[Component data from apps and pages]
--------------------------------

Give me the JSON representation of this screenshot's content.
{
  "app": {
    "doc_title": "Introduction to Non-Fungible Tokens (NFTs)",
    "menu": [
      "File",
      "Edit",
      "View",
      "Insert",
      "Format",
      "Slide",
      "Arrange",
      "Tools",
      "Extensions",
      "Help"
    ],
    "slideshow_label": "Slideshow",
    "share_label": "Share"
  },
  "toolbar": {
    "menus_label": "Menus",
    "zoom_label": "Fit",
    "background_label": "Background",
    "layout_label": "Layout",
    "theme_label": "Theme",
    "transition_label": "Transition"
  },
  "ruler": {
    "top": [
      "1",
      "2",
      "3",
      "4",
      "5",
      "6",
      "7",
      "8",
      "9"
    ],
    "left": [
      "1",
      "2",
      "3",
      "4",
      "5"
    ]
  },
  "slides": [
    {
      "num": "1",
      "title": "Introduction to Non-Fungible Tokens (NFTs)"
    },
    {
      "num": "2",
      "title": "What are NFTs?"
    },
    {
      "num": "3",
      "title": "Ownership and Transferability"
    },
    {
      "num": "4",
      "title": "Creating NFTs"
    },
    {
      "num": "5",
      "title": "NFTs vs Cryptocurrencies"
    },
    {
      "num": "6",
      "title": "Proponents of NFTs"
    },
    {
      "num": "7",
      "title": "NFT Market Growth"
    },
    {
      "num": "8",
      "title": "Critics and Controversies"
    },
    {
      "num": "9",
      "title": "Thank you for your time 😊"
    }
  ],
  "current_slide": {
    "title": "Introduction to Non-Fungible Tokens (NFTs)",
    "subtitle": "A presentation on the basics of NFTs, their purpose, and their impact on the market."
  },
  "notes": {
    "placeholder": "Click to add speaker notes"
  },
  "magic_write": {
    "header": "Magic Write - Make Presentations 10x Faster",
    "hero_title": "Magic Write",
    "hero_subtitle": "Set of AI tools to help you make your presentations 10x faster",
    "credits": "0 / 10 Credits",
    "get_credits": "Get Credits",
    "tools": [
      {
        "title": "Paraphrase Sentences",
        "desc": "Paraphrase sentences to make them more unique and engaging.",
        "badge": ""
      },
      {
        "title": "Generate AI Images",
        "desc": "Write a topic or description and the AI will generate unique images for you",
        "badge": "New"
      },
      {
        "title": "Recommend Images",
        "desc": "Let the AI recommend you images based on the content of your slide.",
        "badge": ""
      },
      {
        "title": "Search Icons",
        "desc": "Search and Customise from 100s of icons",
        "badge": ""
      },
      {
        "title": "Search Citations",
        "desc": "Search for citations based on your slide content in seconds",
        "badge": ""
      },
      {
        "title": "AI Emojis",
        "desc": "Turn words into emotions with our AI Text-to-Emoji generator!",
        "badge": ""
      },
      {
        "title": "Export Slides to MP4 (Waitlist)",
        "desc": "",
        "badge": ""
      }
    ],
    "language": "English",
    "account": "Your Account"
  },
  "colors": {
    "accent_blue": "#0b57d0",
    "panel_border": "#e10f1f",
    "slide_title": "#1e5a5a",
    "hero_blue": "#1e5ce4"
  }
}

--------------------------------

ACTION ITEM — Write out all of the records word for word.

ANSWER TO THIS EXERCISE —
Give me the JSON representation of this screenshot's content.
{
  "app": {
    "doc_title": "Introduction to Non-Fungible Tokens (NFTs)",
    "menu": [
      "File",
      "Edit",
      "View",
      "Insert",
      "Format",
      "Slide",
      "Arrange",
      "Tools",
      "Extensions",
      "Help"
    ],
    "slideshow_label": "Slideshow",
    "share_label": "Share"
  },
  "toolbar": {
    "menus_label": "Menus",
    "zoom_label": "Fit",
    "background_label": "Background",
    "layout_label": "Layout",
    "theme_label": "Theme",
    "transition_label": "Transition"
  },
  "ruler": {
    "top": [
      "1",
      "2",
      "3",
      "4",
      "5",
      "6",
      "7",
      "8",
      "9"
    ],
    "left": [
      "1",
      "2",
      "3",
      "4",
      "5"
    ]
  },
  "slides": [
    {
      "num": "1",
      "title": "Introduction to Non-Fungible Tokens (NFTs)"
    },
    {
      "num": "2",
      "title": "What are NFTs?"
    },
    {
      "num": "3",
      "title": "Ownership and Transferability"
    },
    {
      "num": "4",
      "title": "Creating NFTs"
    },
    {
      "num": "5",
      "title": "NFTs vs Cryptocurrencies"
    },
    {
      "num": "6",
      "title": "Proponents of NFTs"
    },
    {
      "num": "7",
      "title": "NFT Market Growth"
    },
    {
      "num": "8",
      "title": "Critics and Controversies"
    },
    {
      "num": "9",
      "title": "Thank you for your time 😊"
    }
  ],
  "current_slide": {
    "title": "Introduction to Non-Fungible Tokens (NFTs)",
    "subtitle": "A presentation on the basics of NFTs, their purpose, and their impact on the market."
  },
  "notes": {
    "placeholder": "Click to add speaker notes"
  },
  "magic_write": {
    "header": "Magic Write - Make Presentations 10x Faster",
    "hero_title": "Magic Write",
    "hero_subtitle": "Set of AI tools to help you make your presentations 10x faster",
    "credits": "0 / 10 Credits",
    "get_credits": "Get Credits",
    "tools": [
      {
        "title": "Paraphrase Sentences",
        "desc": "Paraphrase sentences to make them more unique and engaging.",
        "badge": ""
      },
      {
        "title": "Generate AI Images",
        "desc": "Write a topic or description and the AI will generate unique images for you",
        "badge": "New"
      },
      {
        "title": "Recommend Images",
        "desc": "Let the AI recommend you images based on the content of your slide.",
        "badge": ""
      },
      {
        "title": "Search Icons",
        "desc": "Search and Customise from 100s of icons",
        "badge": ""
      },
      {
        "title": "Search Citations",
        "desc": "Search for citations based on your slide content in seconds",
        "badge": ""
      },
      {
        "title": "AI Emojis",
        "desc": "Turn words into emotions with our AI Text-to-Emoji generator!",
        "badge": ""
      },
      {
        "title": "Export Slides to MP4 (Waitlist)",
        "desc": "",
        "badge": ""
      }
    ],
    "language": "English",
    "account": "Your Account"
  },
  "colors": {
    "accent_blue": "#0b57d0",
    "panel_border": "#e10f1f",
    "slide_title": "#1e5a5a",
    "hero_blue": "#1e5ce4"
  }
}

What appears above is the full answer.